The trove, released by the French Daily, Le Monde and the International Consortium of Investigative Journalists, in partnership with PREMIUM TIMES, and a host of other major media organisations around the world, showed how HSBC profited doing business with people who stole from their countries and some of the world’s most notorious con artists, including people who made a fortune fuelling wars in Africa.
PREMIUM TIMES is the only Nigerian publication involved in the investigation, which lasted several months.
The bank helped questionable characters conceal their wealth despite knowing their sources, and devised ways to hide the identities of the owners of the secret accounts from governments around the world.
At least 100,000 secret bank account operators who owned about $100 billion were exposed in the leaks, unsettling investigators in several countries.
A Roll-call of Nigerian Clients
French authorities have so far linked 201 individual and corporate HSBC clients with Nigeria – either nationals or having business interests in the oil-rich West African country. However the sorting procedure might be faulty and some of those listed may end up having nothing to do with Nigeria.

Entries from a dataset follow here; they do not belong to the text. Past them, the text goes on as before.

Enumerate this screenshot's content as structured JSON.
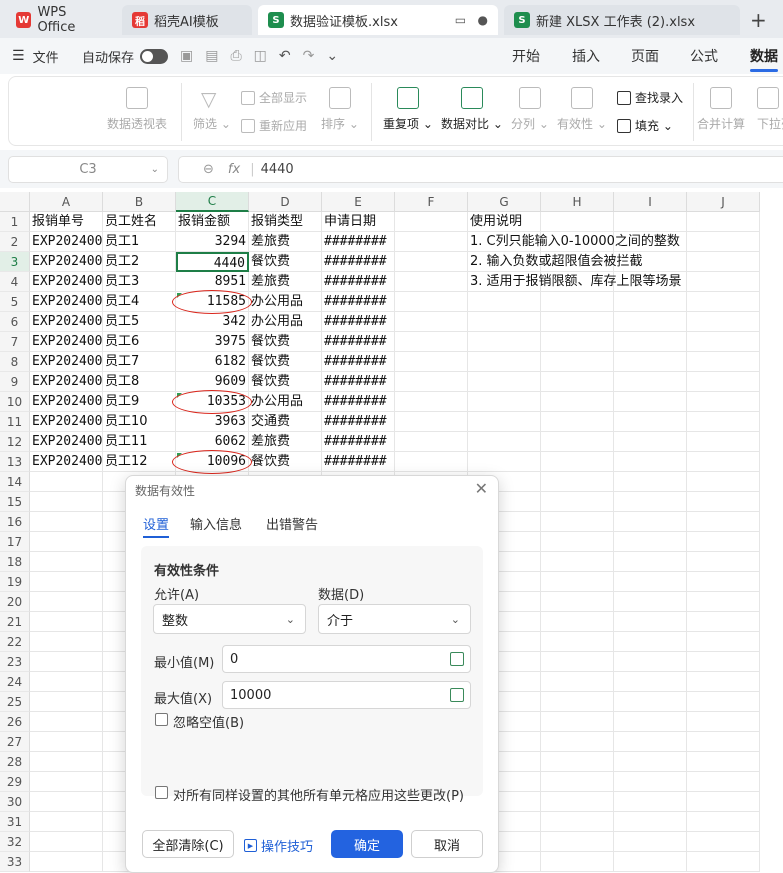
{
  "tabs": [
    {
      "label": "WPS Office",
      "icon": "wps-logo-icon",
      "color": "#e53935"
    },
    {
      "label": "稻壳AI模板",
      "icon": "docer-logo-icon",
      "color": "#e53935"
    },
    {
      "label": "数据验证模板.xlsx",
      "icon": "spreadsheet-icon",
      "color": "#1e8e4e"
    },
    {
      "label": "新建 XLSX 工作表 (2).xlsx",
      "icon": "spreadsheet-icon",
      "color": "#1e8e4e"
    }
  ],
  "quickbar": {
    "menu_label": "文件",
    "autosave_label": "自动保存",
    "menus": [
      "开始",
      "插入",
      "页面",
      "公式",
      "数据"
    ],
    "active_menu": "数据"
  },
  "ribbon": {
    "pivot": "数据透视表",
    "filter": "筛选",
    "show_all": "全部显示",
    "reapply": "重新应用",
    "sort": "排序",
    "duplicates": "重复项",
    "compare": "数据对比",
    "split": "分列",
    "validity": "有效性",
    "lookup_entry": "查找录入",
    "fill": "填充",
    "merge_calc": "合并计算",
    "dropdown_list": "下拉列"
  },
  "formula_bar": {
    "cell_ref": "C3",
    "fx": "fx",
    "value": "4440"
  },
  "sheet": {
    "columns": [
      "A",
      "B",
      "C",
      "D",
      "E",
      "F",
      "G",
      "H",
      "I",
      "J"
    ],
    "rows": [
      "1",
      "2",
      "3",
      "4",
      "5",
      "6",
      "7",
      "8",
      "9",
      "10",
      "11",
      "12",
      "13",
      "14",
      "15",
      "16",
      "17",
      "18",
      "19",
      "20",
      "21",
      "22",
      "23",
      "24",
      "25",
      "26",
      "27",
      "28",
      "29",
      "30",
      "31",
      "32",
      "33"
    ],
    "header": [
      "报销单号",
      "员工姓名",
      "报销金额",
      "报销类型",
      "申请日期"
    ],
    "data": [
      [
        "EXP20240001",
        "员工1",
        "3294",
        "差旅费",
        "########"
      ],
      [
        "EXP20240002",
        "员工2",
        "4440",
        "餐饮费",
        "########"
      ],
      [
        "EXP20240003",
        "员工3",
        "8951",
        "差旅费",
        "########"
      ],
      [
        "EXP20240004",
        "员工4",
        "11585",
        "办公用品",
        "########"
      ],
      [
        "EXP20240005",
        "员工5",
        "342",
        "办公用品",
        "########"
      ],
      [
        "EXP20240006",
        "员工6",
        "3975",
        "餐饮费",
        "########"
      ],
      [
        "EXP20240007",
        "员工7",
        "6182",
        "餐饮费",
        "########"
      ],
      [
        "EXP20240008",
        "员工8",
        "9609",
        "餐饮费",
        "########"
      ],
      [
        "EXP20240009",
        "员工9",
        "10353",
        "办公用品",
        "########"
      ],
      [
        "EXP20240010",
        "员工10",
        "3963",
        "交通费",
        "########"
      ],
      [
        "EXP20240011",
        "员工11",
        "6062",
        "差旅费",
        "########"
      ],
      [
        "EXP20240012",
        "员工12",
        "10096",
        "餐饮费",
        "########"
      ]
    ],
    "notes_title": "使用说明",
    "notes": [
      "1. C列只能输入0-10000之间的整数",
      "2. 输入负数或超限值会被拦截",
      "3. 适用于报销限额、库存上限等场景"
    ]
  },
  "dialog": {
    "title": "数据有效性",
    "tabs": [
      "设置",
      "输入信息",
      "出错警告"
    ],
    "section_title": "有效性条件",
    "allow_label": "允许(A)",
    "allow_value": "整数",
    "data_label": "数据(D)",
    "data_value": "介于",
    "min_label": "最小值(M)",
    "min_value": "0",
    "max_label": "最大值(X)",
    "max_value": "10000",
    "ignore_blank": "忽略空值(B)",
    "apply_all": "对所有同样设置的其他所有单元格应用这些更改(P)",
    "clear_all": "全部清除(C)",
    "tips": "操作技巧",
    "ok": "确定",
    "cancel": "取消"
  }
}
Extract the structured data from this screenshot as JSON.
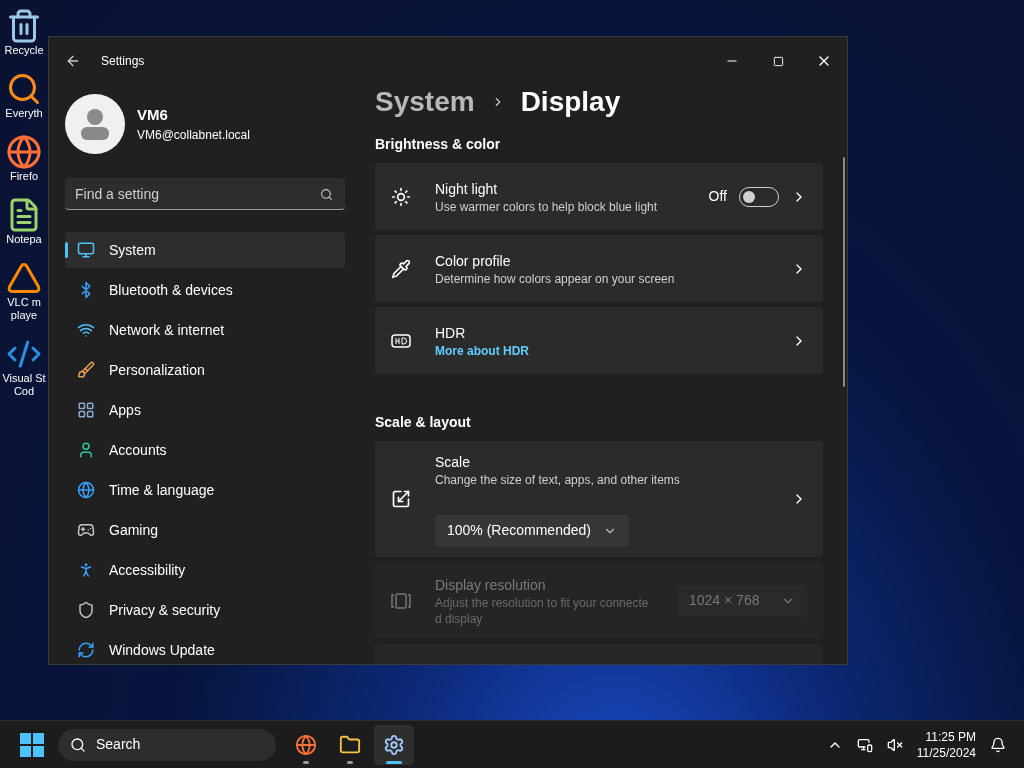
{
  "desktop_icons": [
    {
      "lines": [
        "Recycle"
      ]
    },
    {
      "lines": [
        "Everyth"
      ]
    },
    {
      "lines": [
        "Firefo"
      ]
    },
    {
      "lines": [
        "Notepa"
      ]
    },
    {
      "lines": [
        "VLC m",
        "playe"
      ]
    },
    {
      "lines": [
        "Visual St",
        "Cod"
      ]
    }
  ],
  "window": {
    "title": "Settings"
  },
  "account": {
    "name": "VM6",
    "email": "VM6@collabnet.local"
  },
  "search": {
    "placeholder": "Find a setting"
  },
  "nav": [
    {
      "label": "System",
      "selected": true
    },
    {
      "label": "Bluetooth & devices",
      "selected": false
    },
    {
      "label": "Network & internet",
      "selected": false
    },
    {
      "label": "Personalization",
      "selected": false
    },
    {
      "label": "Apps",
      "selected": false
    },
    {
      "label": "Accounts",
      "selected": false
    },
    {
      "label": "Time & language",
      "selected": false
    },
    {
      "label": "Gaming",
      "selected": false
    },
    {
      "label": "Accessibility",
      "selected": false
    },
    {
      "label": "Privacy & security",
      "selected": false
    },
    {
      "label": "Windows Update",
      "selected": false
    }
  ],
  "breadcrumb": [
    "System",
    "Display"
  ],
  "sections": [
    {
      "title": "Brightness & color",
      "rows": [
        {
          "kind": "toggle",
          "title": "Night light",
          "subtitle": "Use warmer colors to help block blue light",
          "state_label": "Off",
          "on": false
        },
        {
          "kind": "plain",
          "title": "Color profile",
          "subtitle": "Determine how colors appear on your screen"
        },
        {
          "kind": "link",
          "title": "HDR",
          "link": "More about HDR"
        }
      ]
    },
    {
      "title": "Scale & layout",
      "rows": [
        {
          "kind": "dropdown",
          "title": "Scale",
          "subtitle": "Change the size of text, apps, and other items",
          "value": "100% (Recommended)",
          "disabled": false
        },
        {
          "kind": "side-dropdown",
          "title": "Display resolution",
          "subtitle": "Adjust the resolution to fit your connected display",
          "value": "1024 × 768",
          "disabled": true
        },
        {
          "kind": "stub"
        }
      ]
    }
  ],
  "taskbar": {
    "search": "Search",
    "apps": [
      {
        "selected": false
      },
      {
        "selected": false
      },
      {
        "selected": true
      }
    ],
    "time": "11:25 PM",
    "date": "11/25/2024"
  }
}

Top on the list of Nigerians whose names appeared on the file is Africa’s richest industrialist, Aliko Dangote.
Another Nigerian businessman and owner of mobile telecom company, Globacom, Mike Adenuga, also appears on the files.
Vikky Preye Mark, estranged wife of Nigeria’s Senate President, David Mark, was also listed.
Many of the accounts date back to the 1990s and up to 2005/2006, when the data were stolen by a former staff of HSBC, Hervé Falcian.
According to details pieced together by the ICIJ, HSBC fashioned a series of layers of privacy schemes to ensure the worst of criminals and characters were protected.
The methods used were simple but had complex implications.
First, the account owner opens an account in his or her name, and the bank, in connivance with the customer, replaces the account holder’s name with … Read full on PT